(App and web page records)
--
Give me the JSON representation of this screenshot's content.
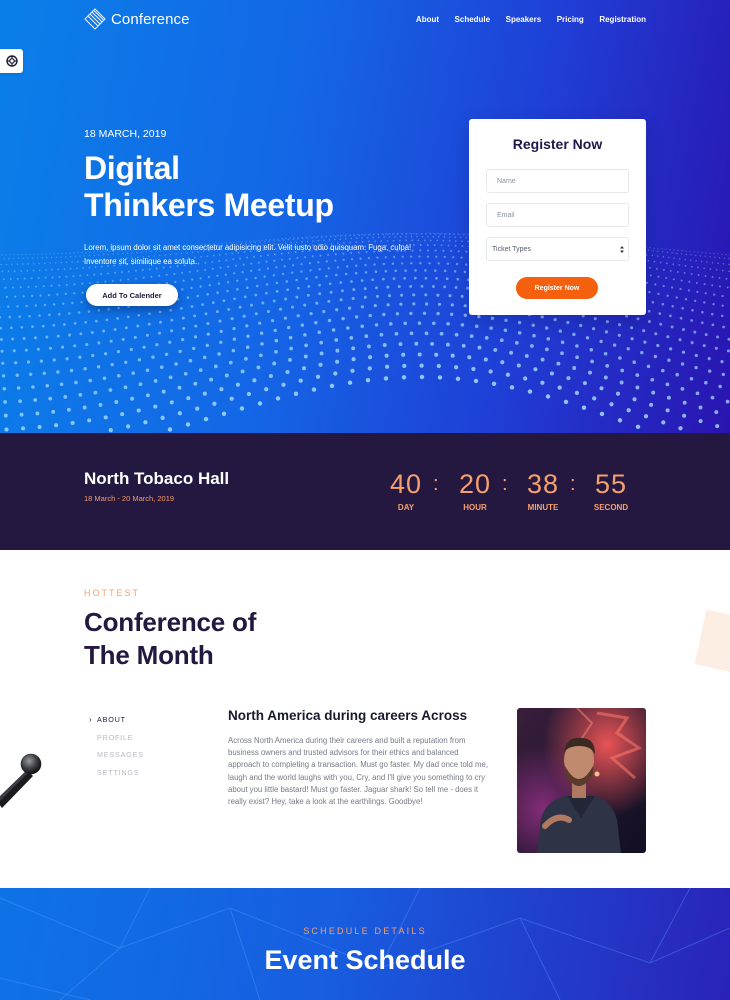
{
  "nav": {
    "logo_text": "Conference",
    "links": [
      "About",
      "Schedule",
      "Speakers",
      "Pricing",
      "Registration"
    ]
  },
  "hero": {
    "date": "18 MARCH, 2019",
    "title_line1": "Digital",
    "title_line2": "Thinkers Meetup",
    "description": "Lorem, ipsum dolor sit amet consectetur adipisicing elit. Velit iusto odio quisquam. Fuga, culpa! Inventore sit, similique ea soluta.",
    "cta_label": "Add To Calender"
  },
  "register": {
    "title": "Register Now",
    "name_placeholder": "Name",
    "email_placeholder": "Email",
    "ticket_select_value": "Ticket Types",
    "submit_label": "Register Now"
  },
  "venue": {
    "name": "North Tobaco Hall",
    "dates": "18 March - 20 March, 2019"
  },
  "countdown": {
    "days": "40",
    "hours": "20",
    "minutes": "38",
    "seconds": "55",
    "separator": ":",
    "labels": {
      "days": "DAY",
      "hours": "HOUR",
      "minutes": "MINUTE",
      "seconds": "SECOND"
    }
  },
  "hottest": {
    "eyebrow": "HOTTEST",
    "title_line1": "Conference of",
    "title_line2": "The Month",
    "tabs": [
      "ABOUT",
      "PROFILE",
      "MESSAGES",
      "SETTINGS"
    ],
    "active_tab": "ABOUT",
    "article_title": "North America during careers Across",
    "article_body": "Across North America during their careers and built a reputation from business owners and trusted advisors for their ethics and balanced approach to completing a transaction. Must go faster. My dad once told me, laugh and the world laughs with you, Cry, and I'll give you something to cry about you little bastard! Must go faster. Jaguar shark! So tell me - does it really exist? Hey, take a look at the earthlings. Goodbye!"
  },
  "schedule": {
    "eyebrow": "SCHEDULE DETAILS",
    "title": "Event Schedule"
  },
  "colors": {
    "accent": "#f5600f",
    "accent_soft": "#f5a06e",
    "dark": "#241841",
    "hero_blue": "#1466e6"
  },
  "icons": {
    "logo": "diamond-lines-icon",
    "side_tab": "lifebuoy-icon",
    "tab_chevron": "chevron-right-icon",
    "select": "select-arrows-icon"
  }
}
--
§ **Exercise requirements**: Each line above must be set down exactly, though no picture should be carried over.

§ **Answer to this exercise**:
Give me the JSON representation of this screenshot's content.
{
  "nav": {
    "logo_text": "Conference",
    "links": [
      "About",
      "Schedule",
      "Speakers",
      "Pricing",
      "Registration"
    ]
  },
  "hero": {
    "date": "18 MARCH, 2019",
    "title_line1": "Digital",
    "title_line2": "Thinkers Meetup",
    "description": "Lorem, ipsum dolor sit amet consectetur adipisicing elit. Velit iusto odio quisquam. Fuga, culpa! Inventore sit, similique ea soluta.",
    "cta_label": "Add To Calender"
  },
  "register": {
    "title": "Register Now",
    "name_placeholder": "Name",
    "email_placeholder": "Email",
    "ticket_select_value": "Ticket Types",
    "submit_label": "Register Now"
  },
  "venue": {
    "name": "North Tobaco Hall",
    "dates": "18 March - 20 March, 2019"
  },
  "countdown": {
    "days": "40",
    "hours": "20",
    "minutes": "38",
    "seconds": "55",
    "separator": ":",
    "labels": {
      "days": "DAY",
      "hours": "HOUR",
      "minutes": "MINUTE",
      "seconds": "SECOND"
    }
  },
  "hottest": {
    "eyebrow": "HOTTEST",
    "title_line1": "Conference of",
    "title_line2": "The Month",
    "tabs": [
      "ABOUT",
      "PROFILE",
      "MESSAGES",
      "SETTINGS"
    ],
    "active_tab": "ABOUT",
    "article_title": "North America during careers Across",
    "article_body": "Across North America during their careers and built a reputation from business owners and trusted advisors for their ethics and balanced approach to completing a transaction. Must go faster. My dad once told me, laugh and the world laughs with you, Cry, and I'll give you something to cry about you little bastard! Must go faster. Jaguar shark! So tell me - does it really exist? Hey, take a look at the earthlings. Goodbye!"
  },
  "schedule": {
    "eyebrow": "SCHEDULE DETAILS",
    "title": "Event Schedule"
  },
  "colors": {
    "accent": "#f5600f",
    "accent_soft": "#f5a06e",
    "dark": "#241841",
    "hero_blue": "#1466e6"
  },
  "icons": {
    "logo": "diamond-lines-icon",
    "side_tab": "lifebuoy-icon",
    "tab_chevron": "chevron-right-icon",
    "select": "select-arrows-icon"
  }
}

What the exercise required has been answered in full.